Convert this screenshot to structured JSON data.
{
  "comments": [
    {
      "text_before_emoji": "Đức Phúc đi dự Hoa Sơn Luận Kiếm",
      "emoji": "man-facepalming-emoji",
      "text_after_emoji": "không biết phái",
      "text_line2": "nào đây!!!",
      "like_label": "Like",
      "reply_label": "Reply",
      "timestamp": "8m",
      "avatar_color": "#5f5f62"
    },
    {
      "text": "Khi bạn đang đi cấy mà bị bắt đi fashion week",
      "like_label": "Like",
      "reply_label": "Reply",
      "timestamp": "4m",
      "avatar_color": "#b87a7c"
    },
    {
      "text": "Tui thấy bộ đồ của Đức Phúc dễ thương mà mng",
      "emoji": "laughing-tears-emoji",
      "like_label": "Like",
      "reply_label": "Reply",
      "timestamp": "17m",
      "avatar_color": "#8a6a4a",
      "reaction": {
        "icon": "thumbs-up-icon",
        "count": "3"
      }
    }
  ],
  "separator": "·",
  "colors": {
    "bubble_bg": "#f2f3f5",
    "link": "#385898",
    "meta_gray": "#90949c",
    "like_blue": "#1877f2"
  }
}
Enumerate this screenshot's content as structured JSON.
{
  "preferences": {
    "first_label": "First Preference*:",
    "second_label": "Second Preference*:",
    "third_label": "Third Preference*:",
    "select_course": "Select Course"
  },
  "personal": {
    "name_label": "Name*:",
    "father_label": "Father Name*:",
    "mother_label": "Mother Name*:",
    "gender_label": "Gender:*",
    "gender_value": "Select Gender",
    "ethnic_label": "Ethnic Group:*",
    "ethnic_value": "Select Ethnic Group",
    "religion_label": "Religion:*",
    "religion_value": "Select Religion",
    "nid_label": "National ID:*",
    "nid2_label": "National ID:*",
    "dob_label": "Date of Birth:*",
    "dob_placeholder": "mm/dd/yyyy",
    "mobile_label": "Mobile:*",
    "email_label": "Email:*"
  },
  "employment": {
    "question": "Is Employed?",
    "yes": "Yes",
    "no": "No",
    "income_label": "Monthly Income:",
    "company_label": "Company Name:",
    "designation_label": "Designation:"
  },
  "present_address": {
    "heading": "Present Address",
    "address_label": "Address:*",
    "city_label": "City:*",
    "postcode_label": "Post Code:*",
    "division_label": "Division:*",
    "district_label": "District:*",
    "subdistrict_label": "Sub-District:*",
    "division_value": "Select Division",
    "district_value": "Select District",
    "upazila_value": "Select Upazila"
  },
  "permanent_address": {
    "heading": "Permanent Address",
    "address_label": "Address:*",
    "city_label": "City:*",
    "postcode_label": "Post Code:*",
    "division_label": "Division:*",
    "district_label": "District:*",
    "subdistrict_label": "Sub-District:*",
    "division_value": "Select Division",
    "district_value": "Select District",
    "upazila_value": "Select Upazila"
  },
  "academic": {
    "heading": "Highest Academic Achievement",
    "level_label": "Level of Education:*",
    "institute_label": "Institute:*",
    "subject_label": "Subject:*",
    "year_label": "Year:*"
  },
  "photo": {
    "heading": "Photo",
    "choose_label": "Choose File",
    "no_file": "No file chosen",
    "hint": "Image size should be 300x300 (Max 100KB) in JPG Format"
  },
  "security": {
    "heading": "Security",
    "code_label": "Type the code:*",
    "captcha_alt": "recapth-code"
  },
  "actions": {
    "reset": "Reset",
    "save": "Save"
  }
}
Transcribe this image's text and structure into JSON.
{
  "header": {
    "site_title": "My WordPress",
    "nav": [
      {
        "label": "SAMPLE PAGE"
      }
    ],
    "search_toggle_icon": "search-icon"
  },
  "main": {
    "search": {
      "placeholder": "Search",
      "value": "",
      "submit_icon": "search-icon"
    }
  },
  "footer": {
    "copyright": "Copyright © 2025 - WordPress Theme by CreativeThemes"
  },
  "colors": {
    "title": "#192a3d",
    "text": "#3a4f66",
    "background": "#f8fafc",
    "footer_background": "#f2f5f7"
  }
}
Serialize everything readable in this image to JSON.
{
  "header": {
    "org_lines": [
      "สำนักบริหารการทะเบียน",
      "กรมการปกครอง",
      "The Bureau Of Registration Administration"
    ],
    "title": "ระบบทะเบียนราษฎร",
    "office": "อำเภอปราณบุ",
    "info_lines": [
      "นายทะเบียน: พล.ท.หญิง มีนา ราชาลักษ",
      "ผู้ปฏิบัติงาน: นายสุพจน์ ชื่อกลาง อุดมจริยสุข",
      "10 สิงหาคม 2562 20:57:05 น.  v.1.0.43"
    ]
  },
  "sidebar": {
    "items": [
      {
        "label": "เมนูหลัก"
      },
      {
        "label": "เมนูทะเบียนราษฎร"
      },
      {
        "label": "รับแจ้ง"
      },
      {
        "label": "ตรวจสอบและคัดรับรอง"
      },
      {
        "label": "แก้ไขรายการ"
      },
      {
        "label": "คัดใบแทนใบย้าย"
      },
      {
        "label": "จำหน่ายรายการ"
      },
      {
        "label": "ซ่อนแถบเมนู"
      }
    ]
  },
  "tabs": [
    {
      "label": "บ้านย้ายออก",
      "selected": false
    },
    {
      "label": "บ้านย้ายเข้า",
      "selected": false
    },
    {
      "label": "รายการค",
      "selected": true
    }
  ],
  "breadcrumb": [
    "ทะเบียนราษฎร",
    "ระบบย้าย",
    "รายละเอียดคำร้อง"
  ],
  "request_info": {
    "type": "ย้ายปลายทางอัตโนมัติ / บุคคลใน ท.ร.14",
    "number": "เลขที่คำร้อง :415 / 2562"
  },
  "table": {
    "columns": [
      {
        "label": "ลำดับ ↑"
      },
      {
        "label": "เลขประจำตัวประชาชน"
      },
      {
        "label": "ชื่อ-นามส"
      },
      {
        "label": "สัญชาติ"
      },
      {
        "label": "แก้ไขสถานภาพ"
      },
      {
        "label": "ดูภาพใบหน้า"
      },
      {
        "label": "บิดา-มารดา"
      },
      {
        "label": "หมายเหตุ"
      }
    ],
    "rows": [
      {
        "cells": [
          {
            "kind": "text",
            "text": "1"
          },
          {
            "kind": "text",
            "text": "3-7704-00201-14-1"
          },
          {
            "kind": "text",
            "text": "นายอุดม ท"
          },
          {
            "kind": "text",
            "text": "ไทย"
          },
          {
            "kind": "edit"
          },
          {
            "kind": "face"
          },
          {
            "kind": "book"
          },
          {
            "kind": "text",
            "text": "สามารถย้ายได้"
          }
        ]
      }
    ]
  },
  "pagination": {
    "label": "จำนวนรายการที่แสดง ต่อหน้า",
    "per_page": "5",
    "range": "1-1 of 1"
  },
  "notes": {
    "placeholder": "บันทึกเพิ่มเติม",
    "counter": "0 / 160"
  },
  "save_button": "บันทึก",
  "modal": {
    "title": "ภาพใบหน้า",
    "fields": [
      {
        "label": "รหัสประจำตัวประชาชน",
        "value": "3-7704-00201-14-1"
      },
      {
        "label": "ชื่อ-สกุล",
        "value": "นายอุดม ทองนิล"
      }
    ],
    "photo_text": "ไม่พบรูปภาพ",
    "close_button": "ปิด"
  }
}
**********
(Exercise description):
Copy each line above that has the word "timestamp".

(The answer):
      "timestamp": "8m",
      "timestamp": "4m",
      "timestamp": "17m",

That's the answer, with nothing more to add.